▶ [Work task]:
All of the data should be reproduced word for word, though its pictures must be omitted.

▼

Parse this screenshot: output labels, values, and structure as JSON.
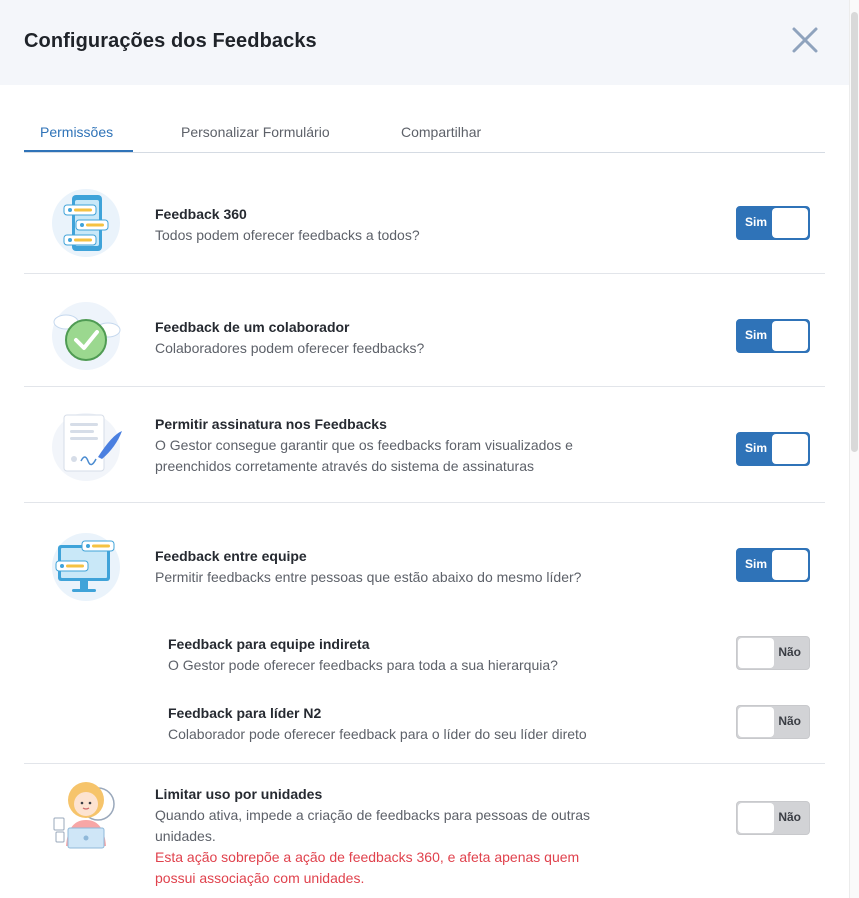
{
  "modal": {
    "title": "Configurações dos Feedbacks",
    "close_icon": "close-icon"
  },
  "tabs": [
    {
      "label": "Permissões",
      "active": true
    },
    {
      "label": "Personalizar Formulário",
      "active": false
    },
    {
      "label": "Compartilhar",
      "active": false
    }
  ],
  "toggle_labels": {
    "on": "Sim",
    "off": "Não"
  },
  "settings": {
    "feedback360": {
      "name": "Feedback 360",
      "description": "Todos podem oferecer feedbacks a todos?",
      "enabled": true,
      "toggle_label": "Sim",
      "icon": "phone-feedback-illustration"
    },
    "colaborador": {
      "name": "Feedback de um colaborador",
      "description": "Colaboradores podem oferecer feedbacks?",
      "enabled": true,
      "toggle_label": "Sim",
      "icon": "checkmark-cloud-illustration"
    },
    "assinatura": {
      "name": "Permitir assinatura nos Feedbacks",
      "description_line1": "O Gestor consegue garantir que os feedbacks foram visualizados e",
      "description_line2": "preenchidos corretamente através do sistema de assinaturas",
      "enabled": true,
      "toggle_label": "Sim",
      "icon": "document-signature-illustration"
    },
    "equipe": {
      "name": "Feedback entre equipe",
      "description": "Permitir feedbacks entre pessoas que estão abaixo do mesmo líder?",
      "enabled": true,
      "toggle_label": "Sim",
      "icon": "monitor-feedback-illustration"
    },
    "equipe_indireta": {
      "name": "Feedback para equipe indireta",
      "description": "O Gestor pode oferecer feedbacks para toda a sua hierarquia?",
      "enabled": false,
      "toggle_label": "Não"
    },
    "lider_n2": {
      "name": "Feedback para líder N2",
      "description": "Colaborador pode oferecer feedback para o líder do seu líder direto",
      "enabled": false,
      "toggle_label": "Não"
    },
    "unidades": {
      "name": "Limitar uso por unidades",
      "description_line1": "Quando ativa, impede a criação de feedbacks para pessoas de outras",
      "description_line2": "unidades.",
      "warning_line1": "Esta ação sobrepõe a ação de feedbacks 360, e afeta apenas quem",
      "warning_line2": "possui associação com unidades.",
      "enabled": false,
      "toggle_label": "Não",
      "icon": "person-laptop-illustration"
    }
  },
  "colors": {
    "accent": "#2f73b8",
    "header_bg": "#f4f6fa",
    "warning": "#e0424d",
    "toggle_off": "#d2d3d6"
  }
}
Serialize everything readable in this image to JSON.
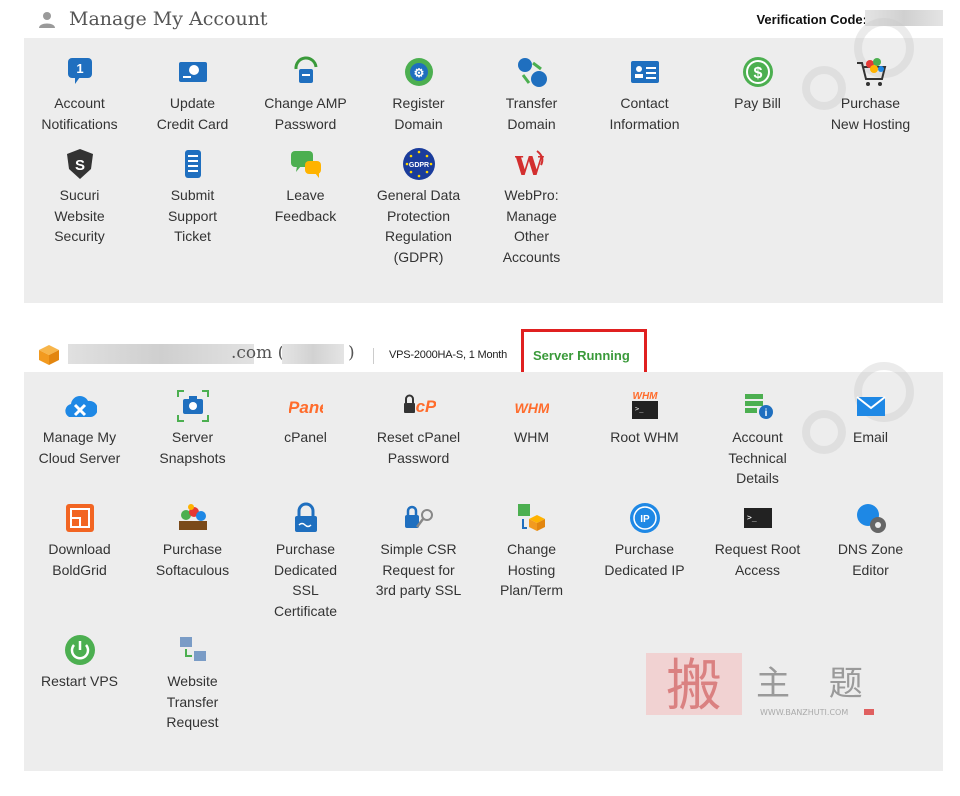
{
  "header": {
    "title": "Manage My Account",
    "verification_label": "Verification Code:"
  },
  "account_tiles": [
    {
      "label": "Account\nNotifications",
      "icon": "notification-icon"
    },
    {
      "label": "Update\nCredit Card",
      "icon": "credit-card-icon"
    },
    {
      "label": "Change AMP\nPassword",
      "icon": "password-lock-icon"
    },
    {
      "label": "Register\nDomain",
      "icon": "globe-icon"
    },
    {
      "label": "Transfer\nDomain",
      "icon": "transfer-globe-icon"
    },
    {
      "label": "Contact\nInformation",
      "icon": "contact-card-icon"
    },
    {
      "label": "Pay Bill",
      "icon": "dollar-icon"
    },
    {
      "label": "Purchase\nNew Hosting",
      "icon": "shopping-cart-icon"
    },
    {
      "label": "Sucuri\nWebsite\nSecurity",
      "icon": "shield-icon"
    },
    {
      "label": "Submit\nSupport\nTicket",
      "icon": "ticket-icon"
    },
    {
      "label": "Leave\nFeedback",
      "icon": "chat-bubbles-icon"
    },
    {
      "label": "General Data\nProtection\nRegulation\n(GDPR)",
      "icon": "gdpr-icon"
    },
    {
      "label": "WebPro:\nManage\nOther\nAccounts",
      "icon": "webpro-icon"
    }
  ],
  "server": {
    "domain_suffix": ".com (",
    "domain_close": ")",
    "plan": "VPS-2000HA-S, 1 Month",
    "status": "Server Running",
    "status_color": "#3a9a3a"
  },
  "server_tiles": [
    {
      "label": "Manage My\nCloud Server",
      "icon": "cloud-tools-icon"
    },
    {
      "label": "Server\nSnapshots",
      "icon": "camera-icon"
    },
    {
      "label": "cPanel",
      "icon": "cpanel-logo-icon",
      "logo_text": "cPanel"
    },
    {
      "label": "Reset cPanel\nPassword",
      "icon": "cpanel-lock-icon",
      "logo_text": "cP"
    },
    {
      "label": "WHM",
      "icon": "whm-logo-icon",
      "logo_text": "WHM"
    },
    {
      "label": "Root WHM",
      "icon": "whm-terminal-icon",
      "logo_text": "WHM"
    },
    {
      "label": "Account\nTechnical\nDetails",
      "icon": "server-info-icon"
    },
    {
      "label": "Email",
      "icon": "envelope-icon"
    },
    {
      "label": "Download\nBoldGrid",
      "icon": "boldgrid-icon"
    },
    {
      "label": "Purchase\nSoftaculous",
      "icon": "softaculous-icon"
    },
    {
      "label": "Purchase\nDedicated\nSSL\nCertificate",
      "icon": "ssl-lock-icon"
    },
    {
      "label": "Simple CSR\nRequest for\n3rd party SSL",
      "icon": "lock-key-icon"
    },
    {
      "label": "Change\nHosting\nPlan/Term",
      "icon": "plan-change-icon"
    },
    {
      "label": "Purchase\nDedicated IP",
      "icon": "ip-icon"
    },
    {
      "label": "Request Root\nAccess",
      "icon": "terminal-icon"
    },
    {
      "label": "DNS Zone\nEditor",
      "icon": "dns-gear-icon"
    },
    {
      "label": "Restart VPS",
      "icon": "power-icon"
    },
    {
      "label": "Website\nTransfer\nRequest",
      "icon": "website-transfer-icon"
    }
  ],
  "watermark": {
    "char_main": "搬",
    "chars": "主 题",
    "url": "WWW.BANZHUTI.COM"
  },
  "colors": {
    "panel_bg": "#ededed",
    "icon_blue": "#1f6fbf",
    "icon_green": "#4caf50",
    "cpanel_orange": "#ff6c2c",
    "highlight_red": "#e02020"
  }
}
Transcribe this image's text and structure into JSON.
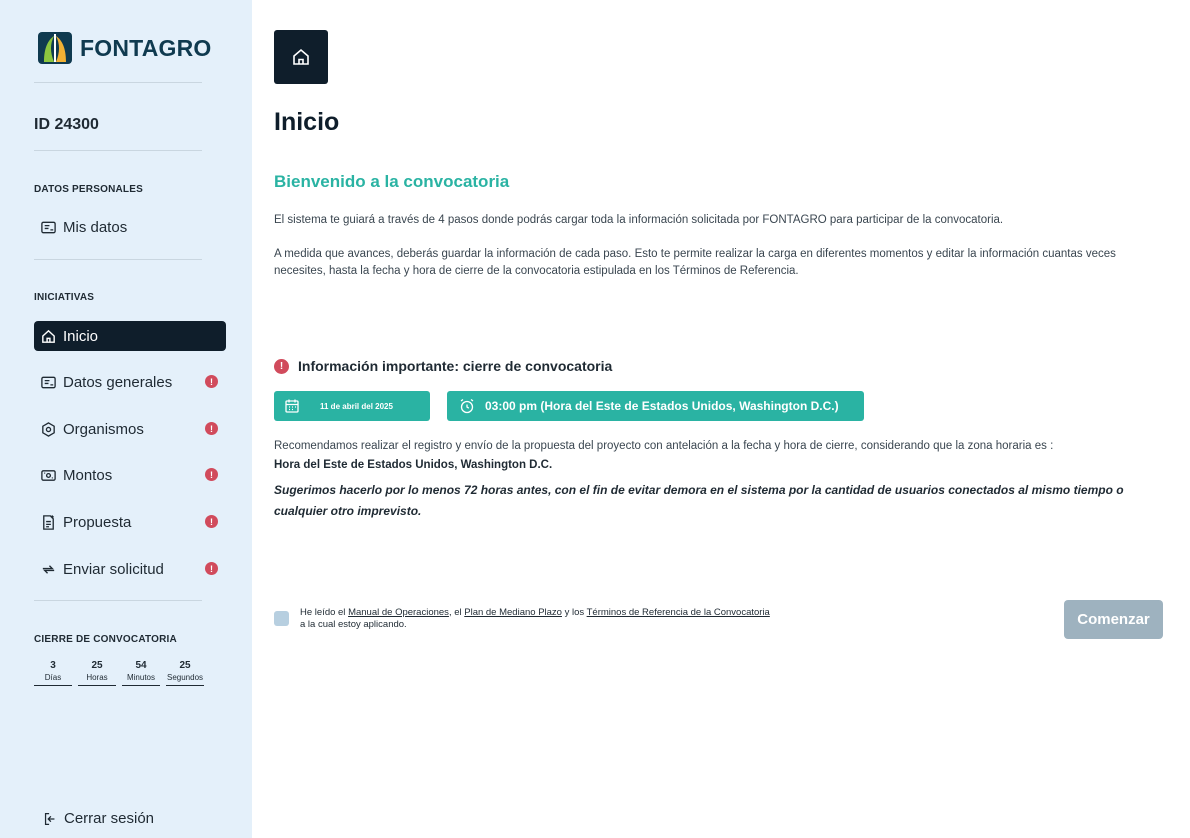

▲

▶ [Exercise result]:
Parse this screenshot: output labels, values, and structure as JSON.
{
  "modal": {
    "title": "Configurações dos Feedbacks",
    "close_icon": "close-icon"
  },
  "tabs": [
    {
      "label": "Permissões",
      "active": true
    },
    {
      "label": "Personalizar Formulário",
      "active": false
    },
    {
      "label": "Compartilhar",
      "active": false
    }
  ],
  "toggle_labels": {
    "on": "Sim",
    "off": "Não"
  },
  "settings": {
    "feedback360": {
      "name": "Feedback 360",
      "description": "Todos podem oferecer feedbacks a todos?",
      "enabled": true,
      "toggle_label": "Sim",
      "icon": "phone-feedback-illustration"
    },
    "colaborador": {
      "name": "Feedback de um colaborador",
      "description": "Colaboradores podem oferecer feedbacks?",
      "enabled": true,
      "toggle_label": "Sim",
      "icon": "checkmark-cloud-illustration"
    },
    "assinatura": {
      "name": "Permitir assinatura nos Feedbacks",
      "description_line1": "O Gestor consegue garantir que os feedbacks foram visualizados e",
      "description_line2": "preenchidos corretamente através do sistema de assinaturas",
      "enabled": true,
      "toggle_label": "Sim",
      "icon": "document-signature-illustration"
    },
    "equipe": {
      "name": "Feedback entre equipe",
      "description": "Permitir feedbacks entre pessoas que estão abaixo do mesmo líder?",
      "enabled": true,
      "toggle_label": "Sim",
      "icon": "monitor-feedback-illustration"
    },
    "equipe_indireta": {
      "name": "Feedback para equipe indireta",
      "description": "O Gestor pode oferecer feedbacks para toda a sua hierarquia?",
      "enabled": false,
      "toggle_label": "Não"
    },
    "lider_n2": {
      "name": "Feedback para líder N2",
      "description": "Colaborador pode oferecer feedback para o líder do seu líder direto",
      "enabled": false,
      "toggle_label": "Não"
    },
    "unidades": {
      "name": "Limitar uso por unidades",
      "description_line1": "Quando ativa, impede a criação de feedbacks para pessoas de outras",
      "description_line2": "unidades.",
      "warning_line1": "Esta ação sobrepõe a ação de feedbacks 360, e afeta apenas quem",
      "warning_line2": "possui associação com unidades.",
      "enabled": false,
      "toggle_label": "Não",
      "icon": "person-laptop-illustration"
    }
  },
  "colors": {
    "accent": "#2f73b8",
    "header_bg": "#f4f6fa",
    "warning": "#e0424d",
    "toggle_off": "#d2d3d6"
  }
}
Serialize everything readable in this image to JSON.
{
  "header": {
    "title": "Manage My Account",
    "verification_label": "Verification Code:"
  },
  "account_tiles": [
    {
      "label": "Account\nNotifications",
      "icon": "notification-icon"
    },
    {
      "label": "Update\nCredit Card",
      "icon": "credit-card-icon"
    },
    {
      "label": "Change AMP\nPassword",
      "icon": "password-lock-icon"
    },
    {
      "label": "Register\nDomain",
      "icon": "globe-icon"
    },
    {
      "label": "Transfer\nDomain",
      "icon": "transfer-globe-icon"
    },
    {
      "label": "Contact\nInformation",
      "icon": "contact-card-icon"
    },
    {
      "label": "Pay Bill",
      "icon": "dollar-icon"
    },
    {
      "label": "Purchase\nNew Hosting",
      "icon": "shopping-cart-icon"
    },
    {
      "label": "Sucuri\nWebsite\nSecurity",
      "icon": "shield-icon"
    },
    {
      "label": "Submit\nSupport\nTicket",
      "icon": "ticket-icon"
    },
    {
      "label": "Leave\nFeedback",
      "icon": "chat-bubbles-icon"
    },
    {
      "label": "General Data\nProtection\nRegulation\n(GDPR)",
      "icon": "gdpr-icon"
    },
    {
      "label": "WebPro:\nManage\nOther\nAccounts",
      "icon": "webpro-icon"
    }
  ],
  "server": {
    "domain_suffix": ".com (",
    "domain_close": ")",
    "plan": "VPS-2000HA-S, 1 Month",
    "status": "Server Running",
    "status_color": "#3a9a3a"
  },
  "server_tiles": [
    {
      "label": "Manage My\nCloud Server",
      "icon": "cloud-tools-icon"
    },
    {
      "label": "Server\nSnapshots",
      "icon": "camera-icon"
    },
    {
      "label": "cPanel",
      "icon": "cpanel-logo-icon",
      "logo_text": "cPanel"
    },
    {
      "label": "Reset cPanel\nPassword",
      "icon": "cpanel-lock-icon",
      "logo_text": "cP"
    },
    {
      "label": "WHM",
      "icon": "whm-logo-icon",
      "logo_text": "WHM"
    },
    {
      "label": "Root WHM",
      "icon": "whm-terminal-icon",
      "logo_text": "WHM"
    },
    {
      "label": "Account\nTechnical\nDetails",
      "icon": "server-info-icon"
    },
    {
      "label": "Email",
      "icon": "envelope-icon"
    },
    {
      "label": "Download\nBoldGrid",
      "icon": "boldgrid-icon"
    },
    {
      "label": "Purchase\nSoftaculous",
      "icon": "softaculous-icon"
    },
    {
      "label": "Purchase\nDedicated\nSSL\nCertificate",
      "icon": "ssl-lock-icon"
    },
    {
      "label": "Simple CSR\nRequest for\n3rd party SSL",
      "icon": "lock-key-icon"
    },
    {
      "label": "Change\nHosting\nPlan/Term",
      "icon": "plan-change-icon"
    },
    {
      "label": "Purchase\nDedicated IP",
      "icon": "ip-icon"
    },
    {
      "label": "Request Root\nAccess",
      "icon": "terminal-icon"
    },
    {
      "label": "DNS Zone\nEditor",
      "icon": "dns-gear-icon"
    },
    {
      "label": "Restart VPS",
      "icon": "power-icon"
    },
    {
      "label": "Website\nTransfer\nRequest",
      "icon": "website-transfer-icon"
    }
  ],
  "watermark": {
    "char_main": "搬",
    "chars": "主 题",
    "url": "WWW.BANZHUTI.COM"
  },
  "colors": {
    "panel_bg": "#ededed",
    "icon_blue": "#1f6fbf",
    "icon_green": "#4caf50",
    "cpanel_orange": "#ff6c2c",
    "highlight_red": "#e02020"
  }
}
Transcribe this image's text and structure into JSON.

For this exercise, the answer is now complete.